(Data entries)
┌────────

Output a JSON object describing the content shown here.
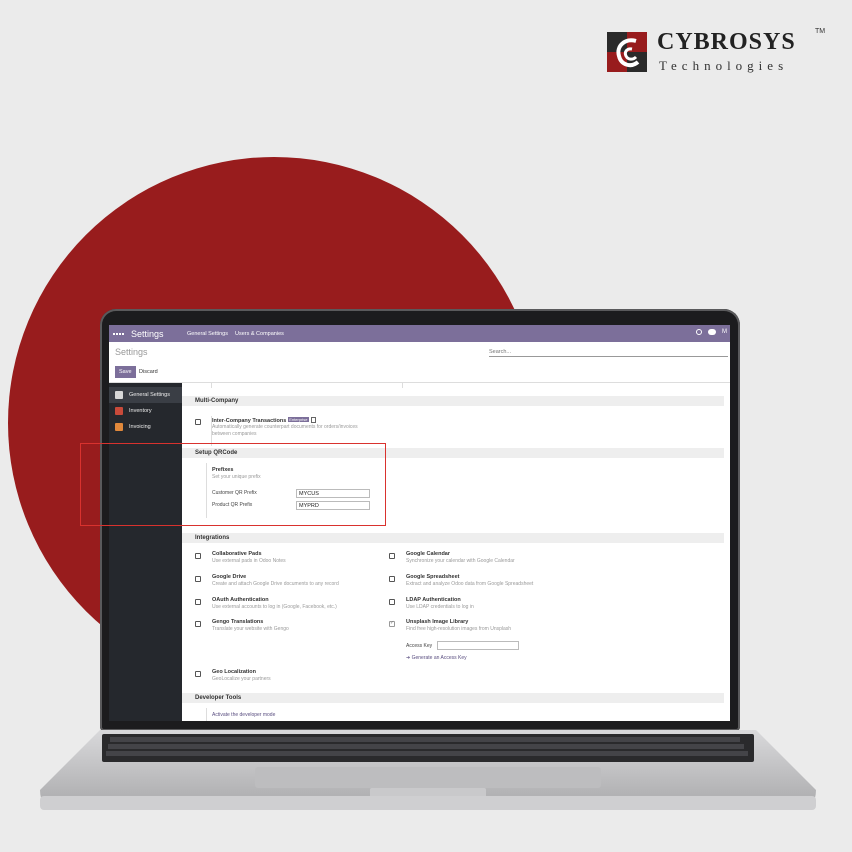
{
  "brand": {
    "name": "CYBROSYS",
    "tm": "TM",
    "subtitle": "Technologies"
  },
  "app": {
    "title": "Settings",
    "menu": [
      "General Settings",
      "Users & Companies"
    ],
    "user_initial": "M"
  },
  "control_panel": {
    "breadcrumb": "Settings",
    "search_placeholder": "Search...",
    "save_label": "Save",
    "discard_label": "Discard"
  },
  "sidebar": {
    "items": [
      {
        "label": "General Settings",
        "icon": "settings-icon"
      },
      {
        "label": "Inventory",
        "icon": "inventory-icon"
      },
      {
        "label": "Invoicing",
        "icon": "invoicing-icon"
      }
    ]
  },
  "multi_company": {
    "header": "Multi-Company",
    "title": "Inter-Company Transactions",
    "badge": "Enterprise",
    "desc_line1": "Automatically generate counterpart documents for orders/invoices",
    "desc_line2": "between companies"
  },
  "qrcode": {
    "header": "Setup QRCode",
    "title": "Prefixes",
    "desc": "Set your unique prefix",
    "customer_label": "Customer QR Prefix",
    "customer_value": "MYCUS",
    "product_label": "Product QR Prefix",
    "product_value": "MYPRD"
  },
  "integrations": {
    "header": "Integrations",
    "items": [
      {
        "title": "Collaborative Pads",
        "desc": "Use external pads in Odoo Notes",
        "checked": false
      },
      {
        "title": "Google Calendar",
        "desc": "Synchronize your calendar with Google Calendar",
        "checked": false
      },
      {
        "title": "Google Drive",
        "desc": "Create and attach Google Drive documents to any record",
        "checked": false
      },
      {
        "title": "Google Spreadsheet",
        "desc": "Extract and analyze Odoo data from Google Spreadsheet",
        "checked": false
      },
      {
        "title": "OAuth Authentication",
        "desc": "Use external accounts to log in (Google, Facebook, etc.)",
        "checked": false
      },
      {
        "title": "LDAP Authentication",
        "desc": "Use LDAP credentials to log in",
        "checked": false
      },
      {
        "title": "Gengo Translations",
        "desc": "Translate your website with Gengo",
        "checked": false
      },
      {
        "title": "Unsplash Image Library",
        "desc": "Find free high-resolution images from Unsplash",
        "checked": true
      },
      {
        "title": "Geo Localization",
        "desc": "GeoLocalize your partners",
        "checked": false
      }
    ],
    "access_key_label": "Access Key",
    "generate_link": "Generate an Access Key"
  },
  "developer": {
    "header": "Developer Tools",
    "link": "Activate the developer mode"
  },
  "colors": {
    "brand_red": "#981c1d",
    "odoo_purple": "#7c6f9a",
    "highlight_red": "#d9322e"
  }
}
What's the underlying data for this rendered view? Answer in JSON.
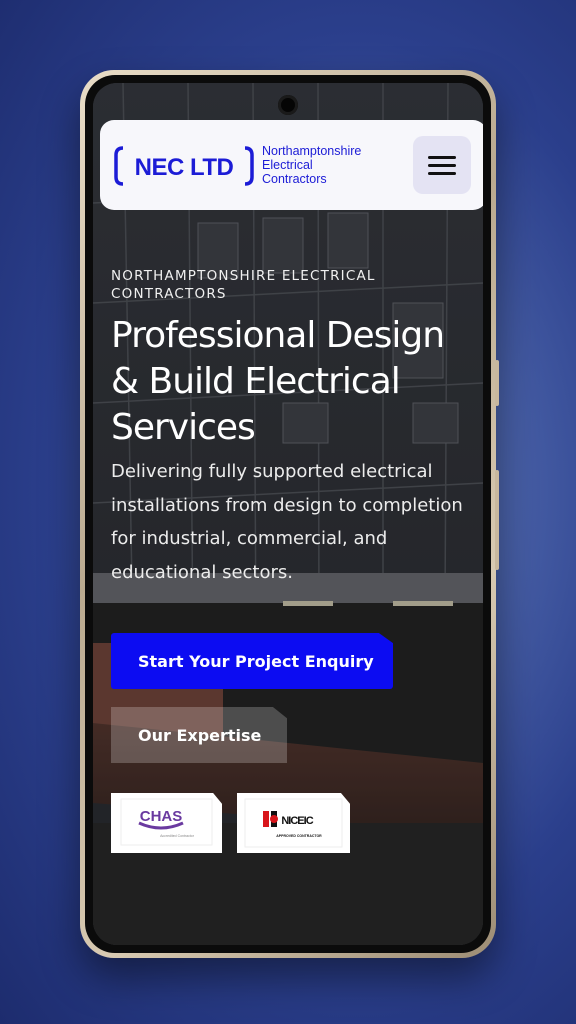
{
  "nav": {
    "logo_text": "NEC LTD",
    "tagline": [
      "Northamptonshire",
      "Electrical",
      "Contractors"
    ],
    "menu_icon": "hamburger-menu-icon"
  },
  "hero": {
    "eyebrow": "NORTHAMPTONSHIRE ELECTRICAL CONTRACTORS",
    "headline": "Professional Design & Build Electrical Services",
    "description": "Delivering fully supported electrical installations from design to completion for industrial, commercial, and educational sectors.",
    "primary_cta": "Start Your Project Enquiry",
    "secondary_cta": "Our Expertise"
  },
  "accreditations": {
    "chas": {
      "name": "CHAS",
      "subtitle": "Accredited Contractor"
    },
    "niceic": {
      "name": "NICEIC",
      "subtitle": "APPROVED CONTRACTOR"
    }
  },
  "colors": {
    "brand_blue": "#1c1cd6",
    "cta_blue": "#0c0cf2",
    "chas_purple": "#6a3aa0",
    "niceic_red": "#d8161b"
  }
}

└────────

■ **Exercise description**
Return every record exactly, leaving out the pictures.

■ **Exercise result**
Output a JSON object describing the content shown here.
{
  "brand": {
    "name": "CYBROSYS",
    "tm": "TM",
    "subtitle": "Technologies"
  },
  "app": {
    "title": "Settings",
    "menu": [
      "General Settings",
      "Users & Companies"
    ],
    "user_initial": "M"
  },
  "control_panel": {
    "breadcrumb": "Settings",
    "search_placeholder": "Search...",
    "save_label": "Save",
    "discard_label": "Discard"
  },
  "sidebar": {
    "items": [
      {
        "label": "General Settings",
        "icon": "settings-icon"
      },
      {
        "label": "Inventory",
        "icon": "inventory-icon"
      },
      {
        "label": "Invoicing",
        "icon": "invoicing-icon"
      }
    ]
  },
  "multi_company": {
    "header": "Multi-Company",
    "title": "Inter-Company Transactions",
    "badge": "Enterprise",
    "desc_line1": "Automatically generate counterpart documents for orders/invoices",
    "desc_line2": "between companies"
  },
  "qrcode": {
    "header": "Setup QRCode",
    "title": "Prefixes",
    "desc": "Set your unique prefix",
    "customer_label": "Customer QR Prefix",
    "customer_value": "MYCUS",
    "product_label": "Product QR Prefix",
    "product_value": "MYPRD"
  },
  "integrations": {
    "header": "Integrations",
    "items": [
      {
        "title": "Collaborative Pads",
        "desc": "Use external pads in Odoo Notes",
        "checked": false
      },
      {
        "title": "Google Calendar",
        "desc": "Synchronize your calendar with Google Calendar",
        "checked": false
      },
      {
        "title": "Google Drive",
        "desc": "Create and attach Google Drive documents to any record",
        "checked": false
      },
      {
        "title": "Google Spreadsheet",
        "desc": "Extract and analyze Odoo data from Google Spreadsheet",
        "checked": false
      },
      {
        "title": "OAuth Authentication",
        "desc": "Use external accounts to log in (Google, Facebook, etc.)",
        "checked": false
      },
      {
        "title": "LDAP Authentication",
        "desc": "Use LDAP credentials to log in",
        "checked": false
      },
      {
        "title": "Gengo Translations",
        "desc": "Translate your website with Gengo",
        "checked": false
      },
      {
        "title": "Unsplash Image Library",
        "desc": "Find free high-resolution images from Unsplash",
        "checked": true
      },
      {
        "title": "Geo Localization",
        "desc": "GeoLocalize your partners",
        "checked": false
      }
    ],
    "access_key_label": "Access Key",
    "generate_link": "Generate an Access Key"
  },
  "developer": {
    "header": "Developer Tools",
    "link": "Activate the developer mode"
  },
  "colors": {
    "brand_red": "#981c1d",
    "odoo_purple": "#7c6f9a",
    "highlight_red": "#d9322e"
  }
}
What's the underlying data for this rendered view? Answer in JSON.
{
  "nav": {
    "logo_text": "NEC LTD",
    "tagline": [
      "Northamptonshire",
      "Electrical",
      "Contractors"
    ],
    "menu_icon": "hamburger-menu-icon"
  },
  "hero": {
    "eyebrow": "NORTHAMPTONSHIRE ELECTRICAL CONTRACTORS",
    "headline": "Professional Design & Build Electrical Services",
    "description": "Delivering fully supported electrical installations from design to completion for industrial, commercial, and educational sectors.",
    "primary_cta": "Start Your Project Enquiry",
    "secondary_cta": "Our Expertise"
  },
  "accreditations": {
    "chas": {
      "name": "CHAS",
      "subtitle": "Accredited Contractor"
    },
    "niceic": {
      "name": "NICEIC",
      "subtitle": "APPROVED CONTRACTOR"
    }
  },
  "colors": {
    "brand_blue": "#1c1cd6",
    "cta_blue": "#0c0cf2",
    "chas_purple": "#6a3aa0",
    "niceic_red": "#d8161b"
  }
}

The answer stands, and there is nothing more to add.